Bass just feels better I've always been more of a groove person when I listen to music and bass just kind of jumps at me when I listen to music and it just feels right when I'm playing. I'm not thinking about the next note coming up or the next verse I just get lost in it.

I played guitar for about 5 or 6 years off and on and just never thought of myself as good. I kind of kept with it because I loved music but a lot of it was to say I "played guitar" but when I started playing bass all the feelings of struggling to be good or the torment of practicing scales and modes just seemed to disappear and it just became about having fun and just jamming! I love that feeling I smile at all times when I play the bass I never felt that with the guitar it was more frustrating than anything I could never find MY sound I was always trying to copy this persons or that persons sound. With bass I don't chase sounds when I learn a song I'll make it sound good to me and that's it. I feel in control of the sound I make and the music I make and its just a great feeling.

The benefits that I see in bass are amazing it's still so undeveloped, there have been great bass players in the past but you don't ever hear bass players saying that everything has already been done. I felt bound by the guitar like every move had to be planned and organized but on the bass I just let the fingers fly and listen to what they do and usually it takes no time at all to create a killer bass line that I can grow off of and create song out of. I'm not very good at coming up with bass lines to guitar parts but leave me a lone with a bass and an amp and I'll spit you out some killer grooves!
#12
Wow, some really interesting answers here.

121lespaul,
that's awesome that bass makes you feel that free. I can kind of relate to you on the strict guitar practice and all...like you gotta be perfect with your technique, scales and modes and what not. but tbh, i'm pretty much practicing the same way with bass. i have that kind of urge to be the best possible at the instrument. i was never really one of those "jam" people. i enjoy practicing to a metronome even, as long as i see progress. cuz at the end of the day, that makes me feel accomplished, like i'm coming closer and closer to the level of playing i want to be at.

hotcod32,
Yes, i really encourage you to sit down and spend more "quality" time with the instrument. even if you wont use complex techniques such as tapping in your band's music, i feel that it will still enrich you and not to mention, make your playing better. and who knows...maybe the more stuff you learn on bass, the more you will have the urge to let bass shine thru in your band.

And yeah one of the things that excites me about 6 string bass is that it is a rather undeveloped instrument. Also, like you guys all said, bass players are less common than guitar players, so there's something special even in that.
#13
I played guitar for about 7 or 8 years. I always hated fretted complex chords, and single notes, on guitar, don't quite fill in the sound when making music. I like the idea of solos and whatnot, but I always admired the thundering low end a bass could deliver, especially with some distortion.
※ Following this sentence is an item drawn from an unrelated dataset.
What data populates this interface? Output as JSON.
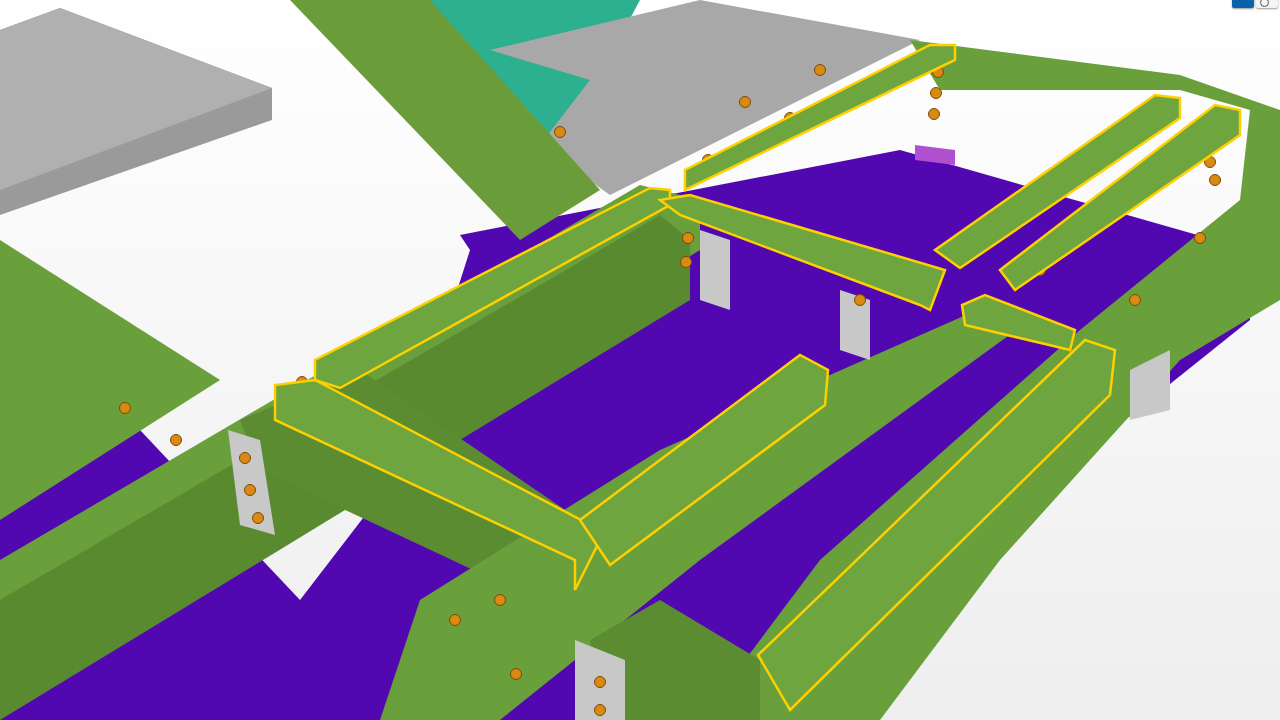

It just made sense to me. I have some guitarist friends who started a few years after I did, and they seemed to excel at it faster than I could. It didn't feel like my instrument.

A few years ago, I finally decided to switch from Guitar to Bass. I traded my instrument and amplifier for a Bass Guitar and Amp. I got ripped off (financially), but it was the best decision I have ever made. I seem to excel much faster at Bass than I do guitar and I can write music on a Bass better than I could a guitar. Sometimes I miss the sound of a guitar when mean chords are played through distortion, but my Bass keeps my mind off of it well enough.
Gear:
Ibanez SRX-365
MIM Fender Jazz Bass
Yamaha B50-115ii
Boss CS-3